Varietal Wines: These wines are named for the grape variety from which they are produced. Almost every country now allows wines to be labeled this way although knowledge of local laws is beneficial because variations do exist. In California, only 75% of a particular grape is required for a wine to be labeled with that varietal name. In France, a wine designated with a grape varietal name must contain 100% of that particular variety. In general, 'new world' countries are more likely to label their better and best wines with varietal names while 'old world' countries relegate varietal naming to wines of the everyday table wine category. Some examples of Varietal names are: Chardonnay, Riesling, Cabernet Sauvignon, Merlot, Pinot Gris and Sangiovese.

Generic Wines: This particular category of wines is more common in the United States than in most other countries and is almost non-existent in European countries. These are wines that have no content or origin requirements that are named for distant and famous wine producing regions. It is a marketing practice that was especially common in the United States when the modern wine business was developing. If an American winery produced a sparkling wine, it was labeled as a 'Champagne' even though true Champagne can only be produced in the Champagne region of France. Similarly, if a wine was white and dry, it might be labeled 'Chablis' even though it bore little resemblance to a true French Chablis. Some examples of Generic names include: Chablis, Burgundy, Champagne, Sherry and Port. Most countries have treaty agreements that protect the names of important wine regions. You'll never see a sparkling wine produced in Europe outside of the Champagne region of France that is labeled as Champagne. Sparkling wines from Italy are Spumante and those from Germany are called Sekt. In the United States and any other countries that allow generic naming, consumers become easily confused and often fail to appreciate the true quality of the real regions whose names are used to market inexpensive and inferior wines.

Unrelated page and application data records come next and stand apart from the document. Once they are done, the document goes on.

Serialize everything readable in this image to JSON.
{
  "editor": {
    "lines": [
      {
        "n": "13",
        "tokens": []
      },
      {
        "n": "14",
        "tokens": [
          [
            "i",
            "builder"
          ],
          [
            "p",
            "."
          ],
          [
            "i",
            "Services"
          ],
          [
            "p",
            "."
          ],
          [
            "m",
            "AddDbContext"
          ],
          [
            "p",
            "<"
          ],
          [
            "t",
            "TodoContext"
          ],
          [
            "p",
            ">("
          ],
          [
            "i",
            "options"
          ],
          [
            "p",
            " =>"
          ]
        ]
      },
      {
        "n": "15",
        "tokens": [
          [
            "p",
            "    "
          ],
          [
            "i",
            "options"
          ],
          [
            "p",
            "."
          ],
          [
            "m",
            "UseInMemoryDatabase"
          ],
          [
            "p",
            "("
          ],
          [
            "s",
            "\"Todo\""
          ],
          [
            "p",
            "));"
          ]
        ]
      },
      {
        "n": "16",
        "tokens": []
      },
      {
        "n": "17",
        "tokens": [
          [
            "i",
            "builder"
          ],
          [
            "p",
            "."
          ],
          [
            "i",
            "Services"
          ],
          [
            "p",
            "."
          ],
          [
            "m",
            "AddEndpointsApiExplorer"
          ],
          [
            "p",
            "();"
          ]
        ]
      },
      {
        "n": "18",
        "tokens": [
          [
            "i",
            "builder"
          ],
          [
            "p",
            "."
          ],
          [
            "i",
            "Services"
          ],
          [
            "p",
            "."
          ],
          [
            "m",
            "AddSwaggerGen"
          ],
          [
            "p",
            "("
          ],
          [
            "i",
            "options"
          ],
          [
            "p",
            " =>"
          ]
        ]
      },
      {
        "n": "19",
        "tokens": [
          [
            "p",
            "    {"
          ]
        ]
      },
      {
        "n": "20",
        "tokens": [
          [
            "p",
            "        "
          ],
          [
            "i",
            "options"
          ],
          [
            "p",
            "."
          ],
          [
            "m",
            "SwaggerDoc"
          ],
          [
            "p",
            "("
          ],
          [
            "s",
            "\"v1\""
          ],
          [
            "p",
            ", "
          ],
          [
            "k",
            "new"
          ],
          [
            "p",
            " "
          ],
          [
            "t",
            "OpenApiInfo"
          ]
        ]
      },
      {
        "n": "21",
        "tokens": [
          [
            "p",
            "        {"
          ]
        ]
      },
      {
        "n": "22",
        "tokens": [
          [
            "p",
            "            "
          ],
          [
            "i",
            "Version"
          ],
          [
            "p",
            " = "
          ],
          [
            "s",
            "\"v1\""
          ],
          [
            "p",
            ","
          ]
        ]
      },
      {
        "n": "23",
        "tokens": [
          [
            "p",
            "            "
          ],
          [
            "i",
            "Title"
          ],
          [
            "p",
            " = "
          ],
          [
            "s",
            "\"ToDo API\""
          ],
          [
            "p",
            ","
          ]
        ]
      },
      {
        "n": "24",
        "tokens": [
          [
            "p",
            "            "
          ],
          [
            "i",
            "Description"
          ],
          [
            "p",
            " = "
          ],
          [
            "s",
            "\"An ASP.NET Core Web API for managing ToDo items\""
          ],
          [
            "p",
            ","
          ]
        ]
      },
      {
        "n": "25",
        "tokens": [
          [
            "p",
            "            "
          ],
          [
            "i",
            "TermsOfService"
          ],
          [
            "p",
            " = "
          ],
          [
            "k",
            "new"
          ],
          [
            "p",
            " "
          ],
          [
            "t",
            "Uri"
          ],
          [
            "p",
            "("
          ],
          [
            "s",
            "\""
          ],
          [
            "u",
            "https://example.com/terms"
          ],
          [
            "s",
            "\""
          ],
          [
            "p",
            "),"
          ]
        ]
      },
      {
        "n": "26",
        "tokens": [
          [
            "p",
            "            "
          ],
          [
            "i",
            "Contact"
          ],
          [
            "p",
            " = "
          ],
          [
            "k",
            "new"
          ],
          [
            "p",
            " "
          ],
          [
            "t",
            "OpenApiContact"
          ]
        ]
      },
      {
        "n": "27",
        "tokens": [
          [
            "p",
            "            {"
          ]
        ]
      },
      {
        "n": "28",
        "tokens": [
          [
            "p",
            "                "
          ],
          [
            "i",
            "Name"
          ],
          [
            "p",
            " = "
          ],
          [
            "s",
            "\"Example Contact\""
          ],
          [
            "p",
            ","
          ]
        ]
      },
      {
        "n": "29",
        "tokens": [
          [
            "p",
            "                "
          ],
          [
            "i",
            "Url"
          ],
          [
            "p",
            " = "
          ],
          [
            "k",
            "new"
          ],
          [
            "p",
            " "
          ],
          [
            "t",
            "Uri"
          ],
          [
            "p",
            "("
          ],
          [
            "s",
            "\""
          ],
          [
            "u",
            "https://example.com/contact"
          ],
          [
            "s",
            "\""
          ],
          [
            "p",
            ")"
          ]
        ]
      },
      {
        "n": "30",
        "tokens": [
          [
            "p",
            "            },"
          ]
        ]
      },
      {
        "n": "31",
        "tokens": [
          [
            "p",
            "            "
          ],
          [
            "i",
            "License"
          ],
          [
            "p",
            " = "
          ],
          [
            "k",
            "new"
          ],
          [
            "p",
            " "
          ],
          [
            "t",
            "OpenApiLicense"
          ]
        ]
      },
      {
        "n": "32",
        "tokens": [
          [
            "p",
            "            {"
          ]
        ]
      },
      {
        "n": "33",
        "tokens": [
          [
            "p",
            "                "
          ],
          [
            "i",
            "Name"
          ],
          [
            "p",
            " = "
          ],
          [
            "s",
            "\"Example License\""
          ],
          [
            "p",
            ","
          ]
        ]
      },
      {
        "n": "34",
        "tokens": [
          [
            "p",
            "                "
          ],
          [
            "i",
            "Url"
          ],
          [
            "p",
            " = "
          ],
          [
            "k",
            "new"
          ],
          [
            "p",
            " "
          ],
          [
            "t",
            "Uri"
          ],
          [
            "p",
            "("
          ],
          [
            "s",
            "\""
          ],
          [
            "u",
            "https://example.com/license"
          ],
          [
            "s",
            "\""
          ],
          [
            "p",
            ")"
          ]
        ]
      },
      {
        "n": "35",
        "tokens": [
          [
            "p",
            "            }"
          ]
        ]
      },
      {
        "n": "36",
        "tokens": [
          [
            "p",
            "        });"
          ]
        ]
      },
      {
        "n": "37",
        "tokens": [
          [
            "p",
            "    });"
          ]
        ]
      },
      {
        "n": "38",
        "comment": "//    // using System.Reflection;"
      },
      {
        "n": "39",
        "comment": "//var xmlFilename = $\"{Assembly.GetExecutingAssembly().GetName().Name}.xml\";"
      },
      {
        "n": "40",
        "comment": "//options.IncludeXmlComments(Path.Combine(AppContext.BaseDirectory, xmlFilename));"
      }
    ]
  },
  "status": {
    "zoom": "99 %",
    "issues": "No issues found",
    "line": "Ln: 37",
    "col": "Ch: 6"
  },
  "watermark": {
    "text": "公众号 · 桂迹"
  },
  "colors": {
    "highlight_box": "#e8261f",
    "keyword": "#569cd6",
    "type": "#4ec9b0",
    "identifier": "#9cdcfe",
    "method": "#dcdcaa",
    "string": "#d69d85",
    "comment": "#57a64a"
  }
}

Proprietary Wines: These are wines that may qualify for varietal or regional naming but for marketing reasons have been given unique trademarked names. If is usually harder to establish a proprietary brand, but if it is done successfully, the result can be much more profitable. Imagine if the Sutter Home winery had trademarked the "White Zinfandel" name that they gave to their Zinfandel Rose. Had they done so, they would be the only White Zinfandel on the market. Instead they face challengers from Beringer, Mondavi, Gallo and nearly every other large winery in California. On the other hand, if they were the only winery promoting White Zinfandel, you have to wonder if that wine would ever have become so popular in the United States. While most proprietary named wines are mass market wines, the use of a proprietary name is not necessarily an indication of quality. Some examples of Proprietary names include: Blue Nun, Grange, Opus 1, Dominus and Soleo.